Requirement
Reproduce the entries in full. Exclude all images from the copy.

Data in this exercise

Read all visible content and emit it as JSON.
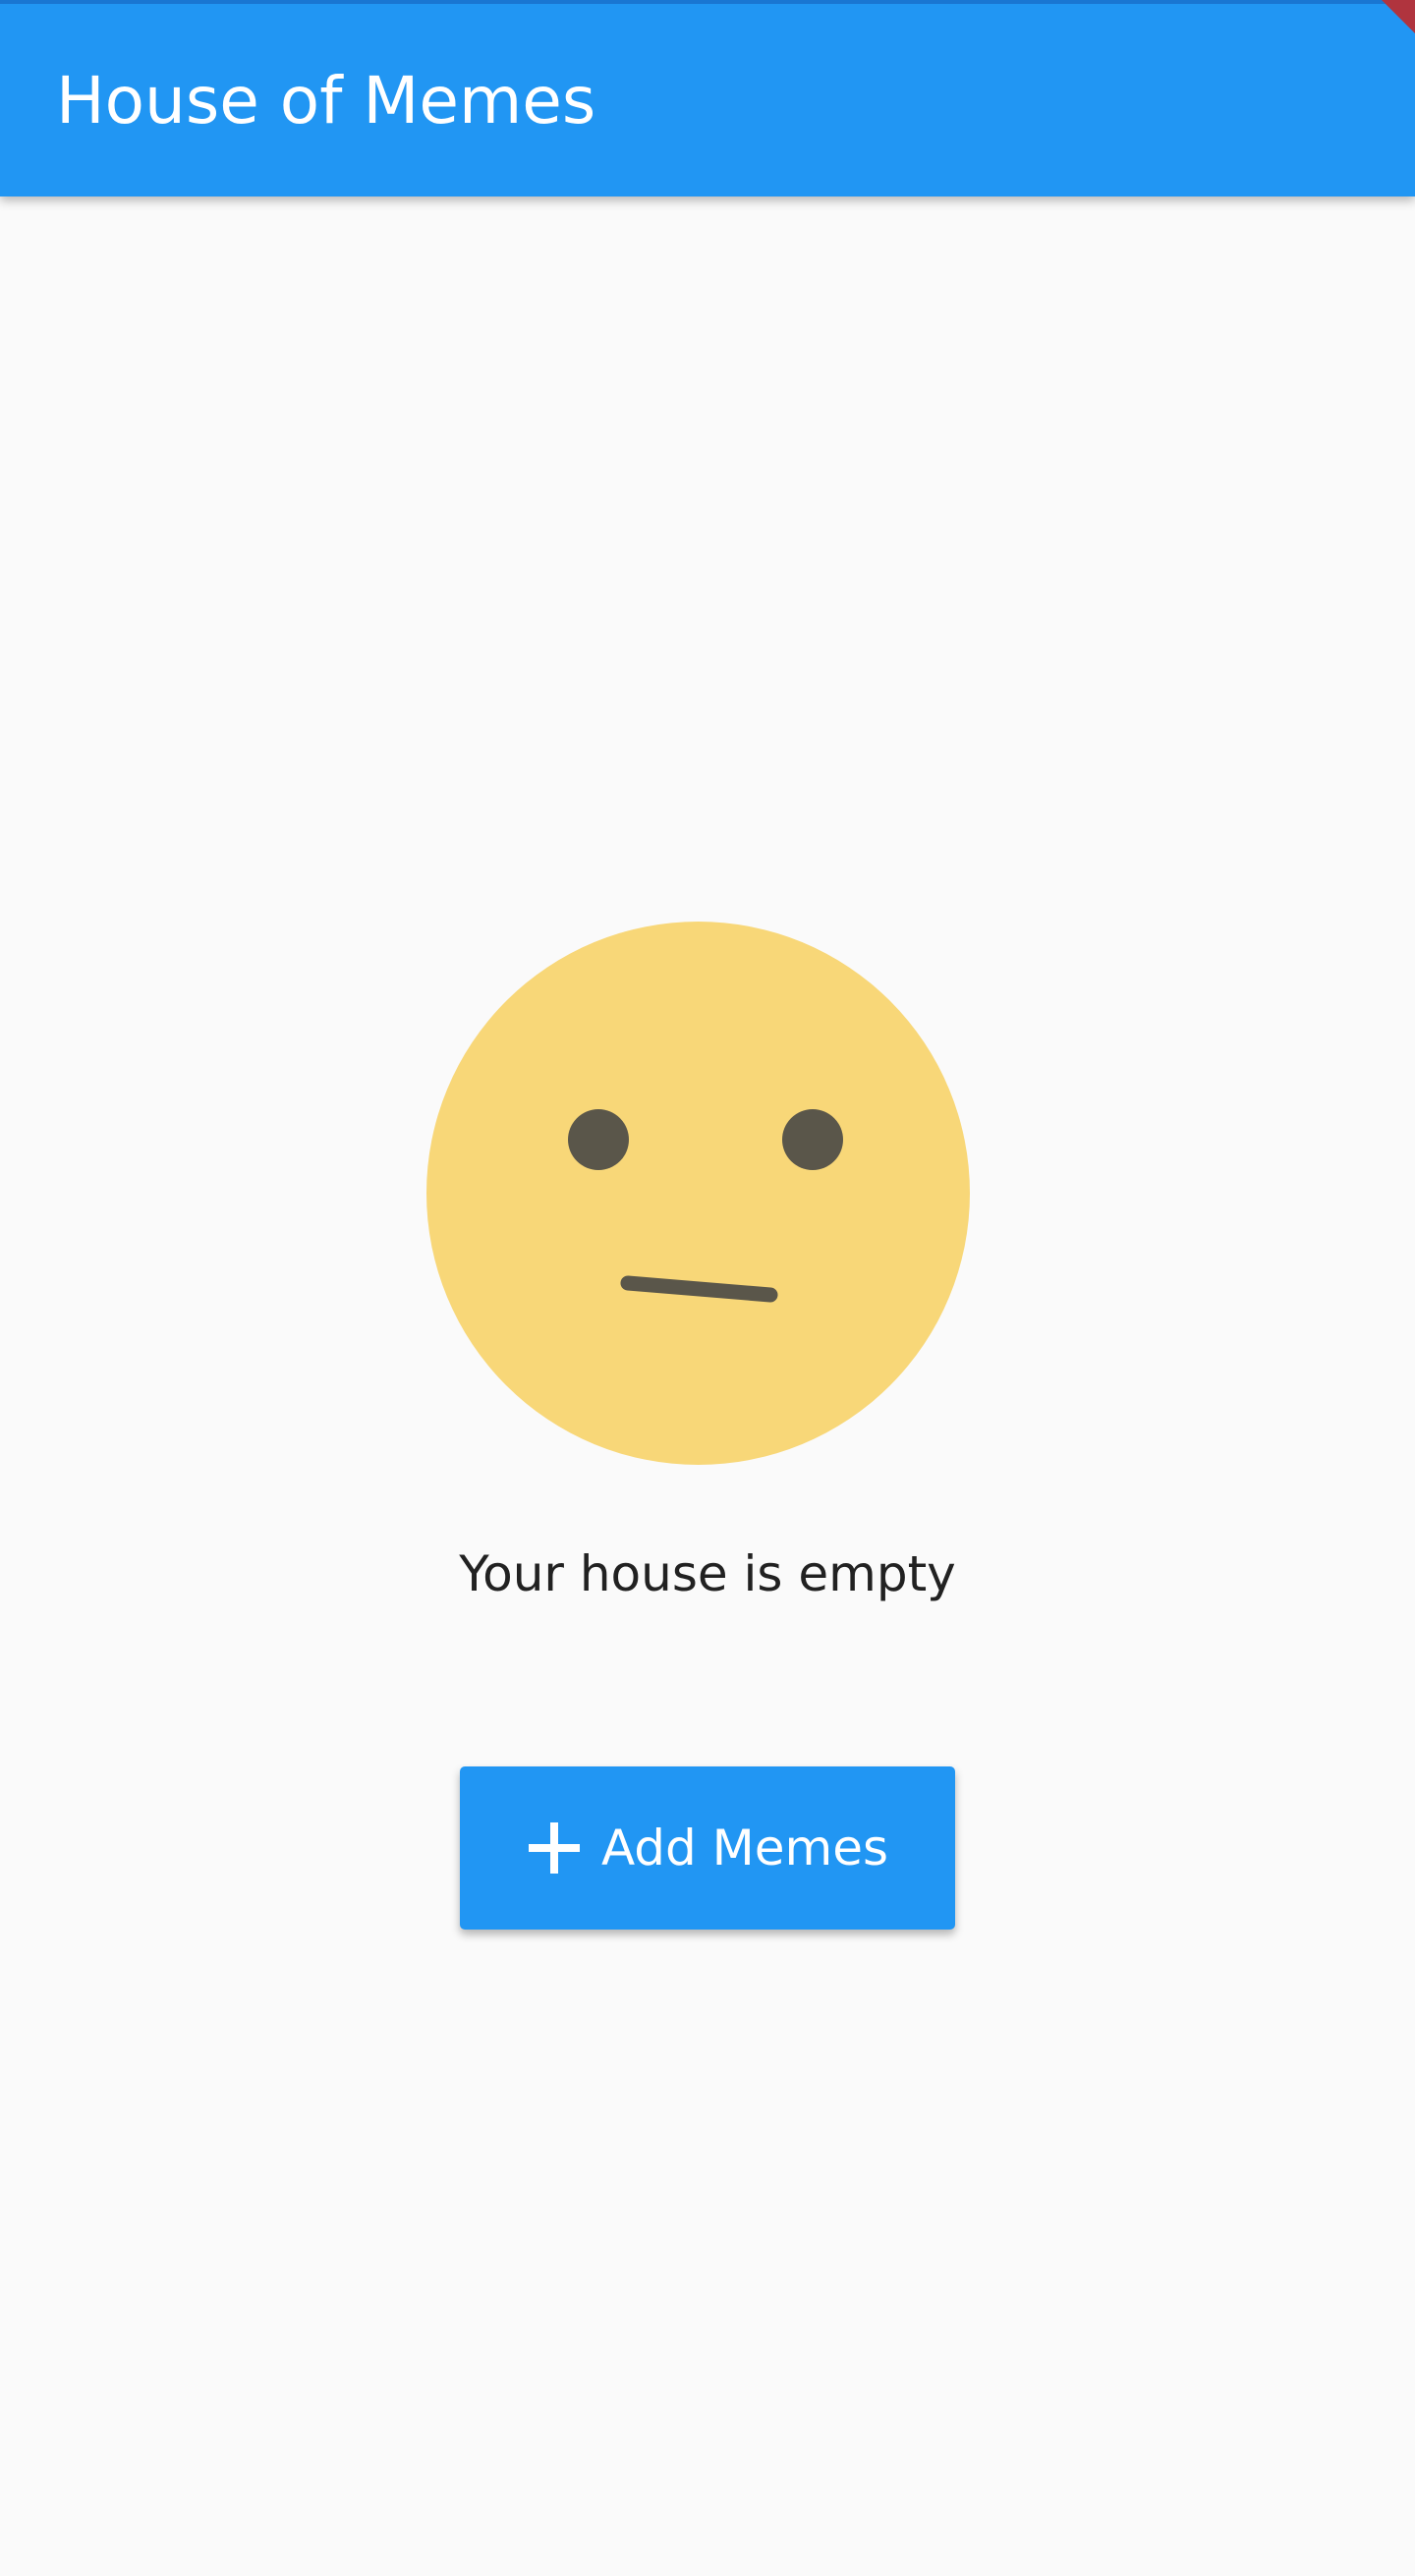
{
  "app_bar": {
    "title": "House of Memes",
    "color": "#2196F3"
  },
  "empty_state": {
    "icon": "neutral-face-icon",
    "face_color": "#F8D778",
    "feature_color": "#5A564A",
    "message": "Your house is empty"
  },
  "add_button": {
    "icon": "plus-icon",
    "label": "Add Memes",
    "color": "#2196F3"
  }
}
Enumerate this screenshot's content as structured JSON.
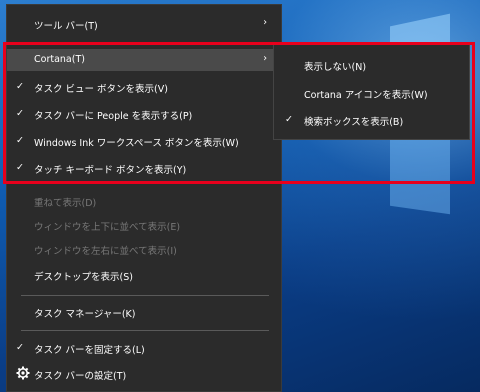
{
  "menu": {
    "items": [
      {
        "label": "ツール バー(T)",
        "checked": false,
        "disabled": false,
        "submenu": true
      },
      {
        "label": "Cortana(T)",
        "checked": false,
        "disabled": false,
        "submenu": true
      },
      {
        "label": "タスク ビュー ボタンを表示(V)",
        "checked": true,
        "disabled": false
      },
      {
        "label": "タスク バーに People を表示する(P)",
        "checked": true,
        "disabled": false
      },
      {
        "label": "Windows Ink ワークスペース ボタンを表示(W)",
        "checked": true,
        "disabled": false
      },
      {
        "label": "タッチ キーボード ボタンを表示(Y)",
        "checked": true,
        "disabled": false
      },
      {
        "label": "重ねて表示(D)",
        "checked": false,
        "disabled": true
      },
      {
        "label": "ウィンドウを上下に並べて表示(E)",
        "checked": false,
        "disabled": true
      },
      {
        "label": "ウィンドウを左右に並べて表示(I)",
        "checked": false,
        "disabled": true
      },
      {
        "label": "デスクトップを表示(S)",
        "checked": false,
        "disabled": false
      },
      {
        "label": "タスク マネージャー(K)",
        "checked": false,
        "disabled": false
      },
      {
        "label": "タスク バーを固定する(L)",
        "checked": true,
        "disabled": false
      },
      {
        "label": "タスク バーの設定(T)",
        "checked": false,
        "disabled": false,
        "icon": "gear-icon"
      }
    ]
  },
  "submenu": {
    "items": [
      {
        "label": "表示しない(N)",
        "checked": false
      },
      {
        "label": "Cortana アイコンを表示(W)",
        "checked": false
      },
      {
        "label": "検索ボックスを表示(B)",
        "checked": true
      }
    ]
  },
  "symbols": {
    "check": "✓",
    "arrow": "›"
  },
  "colors": {
    "menu_bg": "#2b2b2b",
    "highlight_border": "#e8001c",
    "disabled_text": "#777777"
  }
}
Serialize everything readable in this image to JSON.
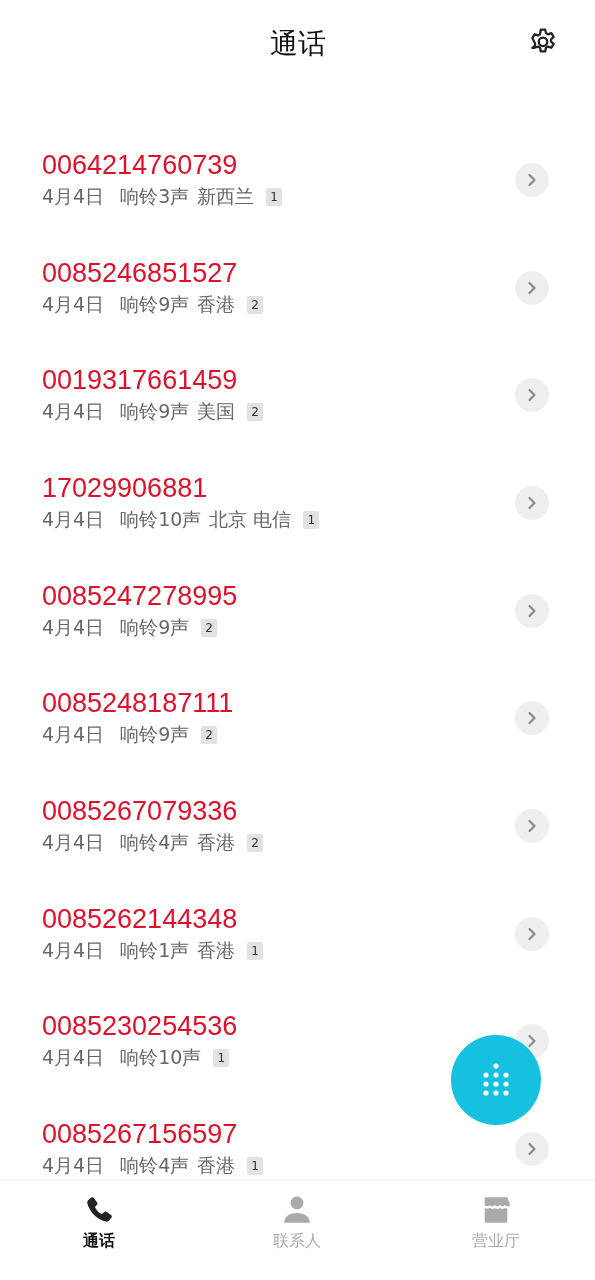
{
  "header": {
    "title": "通话"
  },
  "calls": [
    {
      "number": "0064214760739",
      "date": "4月4日",
      "rings": "响铃3声",
      "location": "新西兰",
      "count": "1"
    },
    {
      "number": "0085246851527",
      "date": "4月4日",
      "rings": "响铃9声",
      "location": "香港",
      "count": "2"
    },
    {
      "number": "0019317661459",
      "date": "4月4日",
      "rings": "响铃9声",
      "location": "美国",
      "count": "2"
    },
    {
      "number": "17029906881",
      "date": "4月4日",
      "rings": "响铃10声",
      "location": "北京 电信",
      "count": "1"
    },
    {
      "number": "0085247278995",
      "date": "4月4日",
      "rings": "响铃9声",
      "count": "2"
    },
    {
      "number": "0085248187111",
      "date": "4月4日",
      "rings": "响铃9声",
      "count": "2"
    },
    {
      "number": "0085267079336",
      "date": "4月4日",
      "rings": "响铃4声",
      "location": "香港",
      "count": "2"
    },
    {
      "number": "0085262144348",
      "date": "4月4日",
      "rings": "响铃1声",
      "location": "香港",
      "count": "1"
    },
    {
      "number": "0085230254536",
      "date": "4月4日",
      "rings": "响铃10声",
      "count": "1"
    },
    {
      "number": "0085267156597",
      "date": "4月4日",
      "rings": "响铃4声",
      "location": "香港",
      "count": "1"
    }
  ],
  "tabs": [
    {
      "kind": "phone",
      "label": "通话",
      "selected": true
    },
    {
      "kind": "contacts",
      "label": "联系人",
      "selected": false
    },
    {
      "kind": "store",
      "label": "营业厅",
      "selected": false
    }
  ]
}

Response to the exercise
Read all visible content and emit it as JSON.
{
  "app_bar": {
    "title": "House of Memes",
    "color": "#2196F3"
  },
  "empty_state": {
    "icon": "neutral-face-icon",
    "face_color": "#F8D778",
    "feature_color": "#5A564A",
    "message": "Your house is empty"
  },
  "add_button": {
    "icon": "plus-icon",
    "label": "Add Memes",
    "color": "#2196F3"
  }
}
Enumerate this screenshot's content as structured JSON.
{
  "menu": {
    "items": [
      {
        "label": "ツール バー(T)",
        "checked": false,
        "disabled": false,
        "submenu": true
      },
      {
        "label": "Cortana(T)",
        "checked": false,
        "disabled": false,
        "submenu": true
      },
      {
        "label": "タスク ビュー ボタンを表示(V)",
        "checked": true,
        "disabled": false
      },
      {
        "label": "タスク バーに People を表示する(P)",
        "checked": true,
        "disabled": false
      },
      {
        "label": "Windows Ink ワークスペース ボタンを表示(W)",
        "checked": true,
        "disabled": false
      },
      {
        "label": "タッチ キーボード ボタンを表示(Y)",
        "checked": true,
        "disabled": false
      },
      {
        "label": "重ねて表示(D)",
        "checked": false,
        "disabled": true
      },
      {
        "label": "ウィンドウを上下に並べて表示(E)",
        "checked": false,
        "disabled": true
      },
      {
        "label": "ウィンドウを左右に並べて表示(I)",
        "checked": false,
        "disabled": true
      },
      {
        "label": "デスクトップを表示(S)",
        "checked": false,
        "disabled": false
      },
      {
        "label": "タスク マネージャー(K)",
        "checked": false,
        "disabled": false
      },
      {
        "label": "タスク バーを固定する(L)",
        "checked": true,
        "disabled": false
      },
      {
        "label": "タスク バーの設定(T)",
        "checked": false,
        "disabled": false,
        "icon": "gear-icon"
      }
    ]
  },
  "submenu": {
    "items": [
      {
        "label": "表示しない(N)",
        "checked": false
      },
      {
        "label": "Cortana アイコンを表示(W)",
        "checked": false
      },
      {
        "label": "検索ボックスを表示(B)",
        "checked": true
      }
    ]
  },
  "symbols": {
    "check": "✓",
    "arrow": "›"
  },
  "colors": {
    "menu_bg": "#2b2b2b",
    "highlight_border": "#e8001c",
    "disabled_text": "#777777"
  }
}
Serialize everything readable in this image to JSON.
{
  "header": {
    "title": "通话"
  },
  "calls": [
    {
      "number": "0064214760739",
      "date": "4月4日",
      "rings": "响铃3声",
      "location": "新西兰",
      "count": "1"
    },
    {
      "number": "0085246851527",
      "date": "4月4日",
      "rings": "响铃9声",
      "location": "香港",
      "count": "2"
    },
    {
      "number": "0019317661459",
      "date": "4月4日",
      "rings": "响铃9声",
      "location": "美国",
      "count": "2"
    },
    {
      "number": "17029906881",
      "date": "4月4日",
      "rings": "响铃10声",
      "location": "北京 电信",
      "count": "1"
    },
    {
      "number": "0085247278995",
      "date": "4月4日",
      "rings": "响铃9声",
      "count": "2"
    },
    {
      "number": "0085248187111",
      "date": "4月4日",
      "rings": "响铃9声",
      "count": "2"
    },
    {
      "number": "0085267079336",
      "date": "4月4日",
      "rings": "响铃4声",
      "location": "香港",
      "count": "2"
    },
    {
      "number": "0085262144348",
      "date": "4月4日",
      "rings": "响铃1声",
      "location": "香港",
      "count": "1"
    },
    {
      "number": "0085230254536",
      "date": "4月4日",
      "rings": "响铃10声",
      "count": "1"
    },
    {
      "number": "0085267156597",
      "date": "4月4日",
      "rings": "响铃4声",
      "location": "香港",
      "count": "1"
    }
  ],
  "tabs": [
    {
      "kind": "phone",
      "label": "通话",
      "selected": true
    },
    {
      "kind": "contacts",
      "label": "联系人",
      "selected": false
    },
    {
      "kind": "store",
      "label": "营业厅",
      "selected": false
    }
  ]
}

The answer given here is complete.